WASHINGTON, D.C. — Former President Donald Trump has filed suit against three of the country’s biggest tech companies, claiming he and other conservatives have been wrongfully censored.
Trump announced the action against Facebook, Twitter and Google’s YouTube, along with the companies’ Mark Zuckerberg, Jack Dorsey and Sundar Pichai, at a press conference Wednesday in New Jersey, where he demanded that his accounts be reinstated.
Trump has been suspended from the platforms since January, when some of his followers protested at the Capitol building. The companies cited concerns that Trump would incite further violence and have kept him locked out. All three declined comment Wednesday.

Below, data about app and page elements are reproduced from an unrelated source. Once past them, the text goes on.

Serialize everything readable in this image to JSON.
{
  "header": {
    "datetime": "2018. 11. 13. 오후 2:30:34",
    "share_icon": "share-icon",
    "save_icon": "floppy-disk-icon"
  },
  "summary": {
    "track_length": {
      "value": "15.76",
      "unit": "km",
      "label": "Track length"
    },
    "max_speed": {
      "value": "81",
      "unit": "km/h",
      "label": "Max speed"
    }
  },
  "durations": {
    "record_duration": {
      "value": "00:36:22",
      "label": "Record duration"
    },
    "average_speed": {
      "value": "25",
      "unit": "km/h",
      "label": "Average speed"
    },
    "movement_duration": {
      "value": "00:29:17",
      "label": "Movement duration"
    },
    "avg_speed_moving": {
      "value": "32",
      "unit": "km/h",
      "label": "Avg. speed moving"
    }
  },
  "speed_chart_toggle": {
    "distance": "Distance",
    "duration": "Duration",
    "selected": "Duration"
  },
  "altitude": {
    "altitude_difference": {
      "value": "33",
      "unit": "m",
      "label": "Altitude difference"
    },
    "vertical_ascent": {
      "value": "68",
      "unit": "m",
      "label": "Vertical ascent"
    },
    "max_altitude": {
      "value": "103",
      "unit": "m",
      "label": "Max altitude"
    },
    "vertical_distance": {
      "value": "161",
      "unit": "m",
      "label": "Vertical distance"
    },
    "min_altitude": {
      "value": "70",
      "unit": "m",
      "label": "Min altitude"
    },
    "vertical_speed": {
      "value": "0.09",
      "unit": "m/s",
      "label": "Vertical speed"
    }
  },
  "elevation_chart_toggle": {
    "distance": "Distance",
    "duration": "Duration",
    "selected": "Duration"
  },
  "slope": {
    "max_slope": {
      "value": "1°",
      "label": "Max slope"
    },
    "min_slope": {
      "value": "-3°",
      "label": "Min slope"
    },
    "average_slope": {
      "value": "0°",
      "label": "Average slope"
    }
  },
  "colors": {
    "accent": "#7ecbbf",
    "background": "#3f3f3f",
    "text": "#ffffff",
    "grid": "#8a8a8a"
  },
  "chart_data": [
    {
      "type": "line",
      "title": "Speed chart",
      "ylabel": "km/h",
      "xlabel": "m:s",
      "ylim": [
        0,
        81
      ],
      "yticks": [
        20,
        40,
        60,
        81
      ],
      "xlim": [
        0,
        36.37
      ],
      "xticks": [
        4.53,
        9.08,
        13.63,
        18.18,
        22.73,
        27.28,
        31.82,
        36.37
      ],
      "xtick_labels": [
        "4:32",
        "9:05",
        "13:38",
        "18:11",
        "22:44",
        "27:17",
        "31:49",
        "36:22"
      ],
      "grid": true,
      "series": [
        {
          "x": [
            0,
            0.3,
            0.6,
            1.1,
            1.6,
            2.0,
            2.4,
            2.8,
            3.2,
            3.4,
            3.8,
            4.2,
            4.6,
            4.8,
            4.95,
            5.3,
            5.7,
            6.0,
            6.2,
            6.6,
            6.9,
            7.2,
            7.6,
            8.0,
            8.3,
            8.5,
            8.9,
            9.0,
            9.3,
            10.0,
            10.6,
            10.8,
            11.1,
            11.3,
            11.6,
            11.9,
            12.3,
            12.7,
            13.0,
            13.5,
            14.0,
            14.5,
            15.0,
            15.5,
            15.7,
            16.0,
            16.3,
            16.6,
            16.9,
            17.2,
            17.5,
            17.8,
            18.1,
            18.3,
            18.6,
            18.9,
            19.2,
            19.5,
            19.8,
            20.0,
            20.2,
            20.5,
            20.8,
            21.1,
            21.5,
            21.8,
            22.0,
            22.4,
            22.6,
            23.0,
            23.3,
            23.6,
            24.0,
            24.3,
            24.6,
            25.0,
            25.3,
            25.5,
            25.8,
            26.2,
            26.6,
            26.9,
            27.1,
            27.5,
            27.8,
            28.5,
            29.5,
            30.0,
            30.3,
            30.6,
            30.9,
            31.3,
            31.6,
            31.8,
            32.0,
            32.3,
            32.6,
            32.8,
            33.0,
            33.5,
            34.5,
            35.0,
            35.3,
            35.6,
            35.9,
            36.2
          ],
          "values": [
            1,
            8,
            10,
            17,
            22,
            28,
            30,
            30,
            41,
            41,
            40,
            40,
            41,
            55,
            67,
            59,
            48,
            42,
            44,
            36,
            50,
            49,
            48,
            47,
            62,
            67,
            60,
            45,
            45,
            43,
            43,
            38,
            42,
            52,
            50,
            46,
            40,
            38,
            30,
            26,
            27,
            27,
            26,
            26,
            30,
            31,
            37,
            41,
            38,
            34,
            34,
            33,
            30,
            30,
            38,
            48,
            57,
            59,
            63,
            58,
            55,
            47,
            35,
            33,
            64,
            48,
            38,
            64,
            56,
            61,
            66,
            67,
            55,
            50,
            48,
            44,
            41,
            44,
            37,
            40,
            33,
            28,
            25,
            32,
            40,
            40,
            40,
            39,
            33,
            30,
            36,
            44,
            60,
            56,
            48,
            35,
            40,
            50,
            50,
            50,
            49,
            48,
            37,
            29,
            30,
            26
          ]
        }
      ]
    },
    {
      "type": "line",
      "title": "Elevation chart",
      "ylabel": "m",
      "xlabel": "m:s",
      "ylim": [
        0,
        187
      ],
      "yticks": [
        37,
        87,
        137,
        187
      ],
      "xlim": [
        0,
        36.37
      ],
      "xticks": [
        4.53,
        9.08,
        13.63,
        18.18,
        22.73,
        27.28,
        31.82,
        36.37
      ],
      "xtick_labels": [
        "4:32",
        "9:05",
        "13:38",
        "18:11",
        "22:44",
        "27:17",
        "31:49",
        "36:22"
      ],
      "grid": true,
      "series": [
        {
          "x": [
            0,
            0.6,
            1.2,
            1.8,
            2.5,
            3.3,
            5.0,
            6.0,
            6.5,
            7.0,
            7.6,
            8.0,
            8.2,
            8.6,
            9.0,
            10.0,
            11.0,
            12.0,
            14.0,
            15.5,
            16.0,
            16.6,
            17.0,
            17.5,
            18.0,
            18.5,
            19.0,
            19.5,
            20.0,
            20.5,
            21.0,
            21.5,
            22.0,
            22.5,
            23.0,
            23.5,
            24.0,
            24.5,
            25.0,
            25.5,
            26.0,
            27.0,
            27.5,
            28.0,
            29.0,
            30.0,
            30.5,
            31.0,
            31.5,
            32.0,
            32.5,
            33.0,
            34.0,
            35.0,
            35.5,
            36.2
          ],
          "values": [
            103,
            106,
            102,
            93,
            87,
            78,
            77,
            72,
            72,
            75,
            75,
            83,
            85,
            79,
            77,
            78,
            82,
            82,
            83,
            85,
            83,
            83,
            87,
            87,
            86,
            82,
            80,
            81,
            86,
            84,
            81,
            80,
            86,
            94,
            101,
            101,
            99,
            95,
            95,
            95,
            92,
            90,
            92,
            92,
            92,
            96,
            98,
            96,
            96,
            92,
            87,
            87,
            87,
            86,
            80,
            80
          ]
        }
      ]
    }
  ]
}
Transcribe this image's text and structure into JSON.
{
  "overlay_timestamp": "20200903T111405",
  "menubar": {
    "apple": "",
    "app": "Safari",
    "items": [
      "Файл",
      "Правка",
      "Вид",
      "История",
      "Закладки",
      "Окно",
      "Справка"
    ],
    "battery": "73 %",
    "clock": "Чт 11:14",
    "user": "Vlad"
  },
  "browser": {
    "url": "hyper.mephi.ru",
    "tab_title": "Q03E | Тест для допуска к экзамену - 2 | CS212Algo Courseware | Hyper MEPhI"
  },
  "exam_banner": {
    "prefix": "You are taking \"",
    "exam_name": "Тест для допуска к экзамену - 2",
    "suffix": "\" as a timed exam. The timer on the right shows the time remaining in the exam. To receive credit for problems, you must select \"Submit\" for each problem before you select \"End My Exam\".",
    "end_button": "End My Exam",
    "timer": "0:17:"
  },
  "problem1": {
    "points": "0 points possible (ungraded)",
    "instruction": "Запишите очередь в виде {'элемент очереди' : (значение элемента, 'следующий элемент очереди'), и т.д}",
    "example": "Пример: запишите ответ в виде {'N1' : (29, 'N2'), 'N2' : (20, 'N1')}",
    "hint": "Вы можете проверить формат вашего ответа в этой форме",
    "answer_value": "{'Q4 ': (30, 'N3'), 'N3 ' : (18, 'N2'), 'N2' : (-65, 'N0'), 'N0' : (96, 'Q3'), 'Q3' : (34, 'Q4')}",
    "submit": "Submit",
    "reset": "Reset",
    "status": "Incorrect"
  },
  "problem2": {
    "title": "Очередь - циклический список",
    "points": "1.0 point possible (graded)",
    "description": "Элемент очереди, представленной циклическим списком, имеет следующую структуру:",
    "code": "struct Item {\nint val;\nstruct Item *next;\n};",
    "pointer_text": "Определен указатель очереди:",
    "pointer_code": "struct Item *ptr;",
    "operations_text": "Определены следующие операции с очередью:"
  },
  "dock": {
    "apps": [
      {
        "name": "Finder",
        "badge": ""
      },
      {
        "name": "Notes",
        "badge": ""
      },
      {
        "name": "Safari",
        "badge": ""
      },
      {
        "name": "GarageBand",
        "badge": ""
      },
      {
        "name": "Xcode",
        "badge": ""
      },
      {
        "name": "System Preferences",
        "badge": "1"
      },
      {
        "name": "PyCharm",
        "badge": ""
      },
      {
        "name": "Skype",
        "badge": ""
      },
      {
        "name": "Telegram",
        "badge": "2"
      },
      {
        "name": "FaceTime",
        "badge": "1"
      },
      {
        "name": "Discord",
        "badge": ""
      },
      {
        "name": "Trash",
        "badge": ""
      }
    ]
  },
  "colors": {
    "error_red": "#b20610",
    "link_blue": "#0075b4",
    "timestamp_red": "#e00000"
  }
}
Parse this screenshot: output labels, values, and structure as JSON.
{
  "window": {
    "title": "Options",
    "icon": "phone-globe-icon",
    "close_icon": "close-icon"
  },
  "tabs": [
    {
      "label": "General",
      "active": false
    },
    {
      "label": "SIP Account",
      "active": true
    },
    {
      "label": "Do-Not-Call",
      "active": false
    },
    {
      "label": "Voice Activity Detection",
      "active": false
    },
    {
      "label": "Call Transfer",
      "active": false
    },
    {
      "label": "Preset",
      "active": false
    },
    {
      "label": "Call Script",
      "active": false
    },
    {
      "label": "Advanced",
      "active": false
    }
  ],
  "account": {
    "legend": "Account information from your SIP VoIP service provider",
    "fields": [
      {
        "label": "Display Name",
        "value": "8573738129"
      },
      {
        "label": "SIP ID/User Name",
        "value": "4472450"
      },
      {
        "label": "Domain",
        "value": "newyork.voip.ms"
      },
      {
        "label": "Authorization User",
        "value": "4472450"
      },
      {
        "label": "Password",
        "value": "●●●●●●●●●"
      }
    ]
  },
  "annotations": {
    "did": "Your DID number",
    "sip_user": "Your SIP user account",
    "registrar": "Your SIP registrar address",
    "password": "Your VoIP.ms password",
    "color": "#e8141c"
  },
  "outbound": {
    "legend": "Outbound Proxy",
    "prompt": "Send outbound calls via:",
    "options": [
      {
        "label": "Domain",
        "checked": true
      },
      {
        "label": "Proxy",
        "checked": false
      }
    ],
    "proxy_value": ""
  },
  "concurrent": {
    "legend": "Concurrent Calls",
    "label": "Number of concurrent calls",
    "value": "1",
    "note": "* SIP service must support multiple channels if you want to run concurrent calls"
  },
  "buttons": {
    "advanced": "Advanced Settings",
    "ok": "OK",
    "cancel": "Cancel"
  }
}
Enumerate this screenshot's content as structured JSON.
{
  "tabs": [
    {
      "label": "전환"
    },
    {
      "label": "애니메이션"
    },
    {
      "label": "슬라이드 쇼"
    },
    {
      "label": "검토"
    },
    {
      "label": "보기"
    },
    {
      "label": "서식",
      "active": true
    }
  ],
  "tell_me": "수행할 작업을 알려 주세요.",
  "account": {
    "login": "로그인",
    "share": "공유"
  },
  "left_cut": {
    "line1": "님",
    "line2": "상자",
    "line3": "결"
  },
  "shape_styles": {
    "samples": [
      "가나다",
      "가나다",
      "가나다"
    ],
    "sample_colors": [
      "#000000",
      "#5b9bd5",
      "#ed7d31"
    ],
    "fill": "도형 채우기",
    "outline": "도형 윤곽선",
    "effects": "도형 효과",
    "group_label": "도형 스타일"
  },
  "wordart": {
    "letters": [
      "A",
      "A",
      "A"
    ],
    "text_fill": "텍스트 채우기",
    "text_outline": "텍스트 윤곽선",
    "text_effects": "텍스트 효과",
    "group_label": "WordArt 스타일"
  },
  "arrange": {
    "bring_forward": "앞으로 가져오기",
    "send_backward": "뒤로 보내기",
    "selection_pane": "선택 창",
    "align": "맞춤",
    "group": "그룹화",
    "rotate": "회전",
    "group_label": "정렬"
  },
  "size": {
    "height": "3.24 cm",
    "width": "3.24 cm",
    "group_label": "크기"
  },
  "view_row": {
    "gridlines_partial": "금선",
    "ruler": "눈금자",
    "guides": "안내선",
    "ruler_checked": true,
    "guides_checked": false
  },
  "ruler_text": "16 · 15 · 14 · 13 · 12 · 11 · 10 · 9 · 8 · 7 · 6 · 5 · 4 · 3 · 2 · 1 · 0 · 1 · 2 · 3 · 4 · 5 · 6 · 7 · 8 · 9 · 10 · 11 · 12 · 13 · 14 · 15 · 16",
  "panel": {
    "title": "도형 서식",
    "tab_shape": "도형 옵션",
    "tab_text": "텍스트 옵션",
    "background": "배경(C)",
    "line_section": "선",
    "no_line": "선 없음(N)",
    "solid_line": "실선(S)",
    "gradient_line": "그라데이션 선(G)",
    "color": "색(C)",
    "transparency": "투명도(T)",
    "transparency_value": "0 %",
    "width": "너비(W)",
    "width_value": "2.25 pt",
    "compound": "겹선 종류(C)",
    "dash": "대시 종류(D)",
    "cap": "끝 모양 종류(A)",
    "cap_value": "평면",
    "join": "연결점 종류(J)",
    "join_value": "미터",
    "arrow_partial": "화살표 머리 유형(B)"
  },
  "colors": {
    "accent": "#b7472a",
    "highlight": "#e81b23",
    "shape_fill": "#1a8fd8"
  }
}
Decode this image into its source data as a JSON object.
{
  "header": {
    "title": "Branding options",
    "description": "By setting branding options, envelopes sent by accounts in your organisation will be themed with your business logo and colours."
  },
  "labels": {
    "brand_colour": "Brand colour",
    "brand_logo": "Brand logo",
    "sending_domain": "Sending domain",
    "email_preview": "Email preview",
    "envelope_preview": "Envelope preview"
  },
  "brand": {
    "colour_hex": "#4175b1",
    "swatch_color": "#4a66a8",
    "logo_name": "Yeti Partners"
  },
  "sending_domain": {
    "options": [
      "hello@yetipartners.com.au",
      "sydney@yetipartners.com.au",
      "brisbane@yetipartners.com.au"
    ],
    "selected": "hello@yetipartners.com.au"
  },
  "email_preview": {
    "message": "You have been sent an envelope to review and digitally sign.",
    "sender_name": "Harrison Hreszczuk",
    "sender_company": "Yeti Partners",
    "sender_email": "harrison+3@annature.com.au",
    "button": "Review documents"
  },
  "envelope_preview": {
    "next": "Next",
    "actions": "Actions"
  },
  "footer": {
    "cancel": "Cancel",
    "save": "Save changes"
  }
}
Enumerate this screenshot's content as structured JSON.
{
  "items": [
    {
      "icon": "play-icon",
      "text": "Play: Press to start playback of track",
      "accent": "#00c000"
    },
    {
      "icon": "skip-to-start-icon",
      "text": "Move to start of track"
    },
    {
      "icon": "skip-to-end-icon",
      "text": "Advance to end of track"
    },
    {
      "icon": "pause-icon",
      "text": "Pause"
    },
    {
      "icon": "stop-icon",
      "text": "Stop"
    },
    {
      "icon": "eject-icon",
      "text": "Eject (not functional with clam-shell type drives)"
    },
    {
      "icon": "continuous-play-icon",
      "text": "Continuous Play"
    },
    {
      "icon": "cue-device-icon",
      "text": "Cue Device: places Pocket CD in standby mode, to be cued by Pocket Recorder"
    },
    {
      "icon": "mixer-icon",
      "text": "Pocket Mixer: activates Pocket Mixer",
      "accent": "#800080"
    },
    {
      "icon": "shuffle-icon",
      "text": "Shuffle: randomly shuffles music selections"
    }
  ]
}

“We’re asking the U.S. District Court for the Southern District of Florida to order an immediate halt to social media companies’ illegal, shameful censorship of the American people,” Trump said of the filings. “We’re going to hold big tech very accountable.”
Twitter, Facebook and Google are all private companies, and users must agree to their terms of service to use their products. Under Section 230 of the 1996 Communications Decency Act, social media platforms are allowed to moderate their services by removing posts that, for instance, are obscene or violate the services’ own standards, so long as they are acting in “good faith.” The law also generally exempts internet companies from liability for the material that users post.
But Trump and other politicians have long argued that Twitter, Facebook and other social media platforms have abused that protection and should lose their immunity — or at least have it curtailed.
The suit against Facebook and CEO Zuckerberg says Facebook acted unconstitutionally when it removed Trump from the platform. Suits against Twitter and YouTube make similar claims. All three ask the court to award unspecified damages, declare Section 230 unconstitutional and restore Trump’s accounts, along with those of several other plaintiffs who joined the suits and have also had posts or accounts removed.
Trump’s move comes a week after a federal judge blocked a new Florida law signed by a Trump ally, Republican Gov. Ron DeSantis, that sought to punish large social media companies like Facebook and Twitter for removing content or banning politicians. The law would have allowed the state to fine the companies $250,000 a day for removing the accounts of statewide political candidates and $25,000 a day for removing the accounts of those running for local office. But U.S. District Judge Robert Hinkle on June 30 granted a preliminary injunction stopping the new law from being enforced.
The judge said that tech industry groups challenging the law were likely to prevail on their claim that it violated the First Amendment if the case went to trial.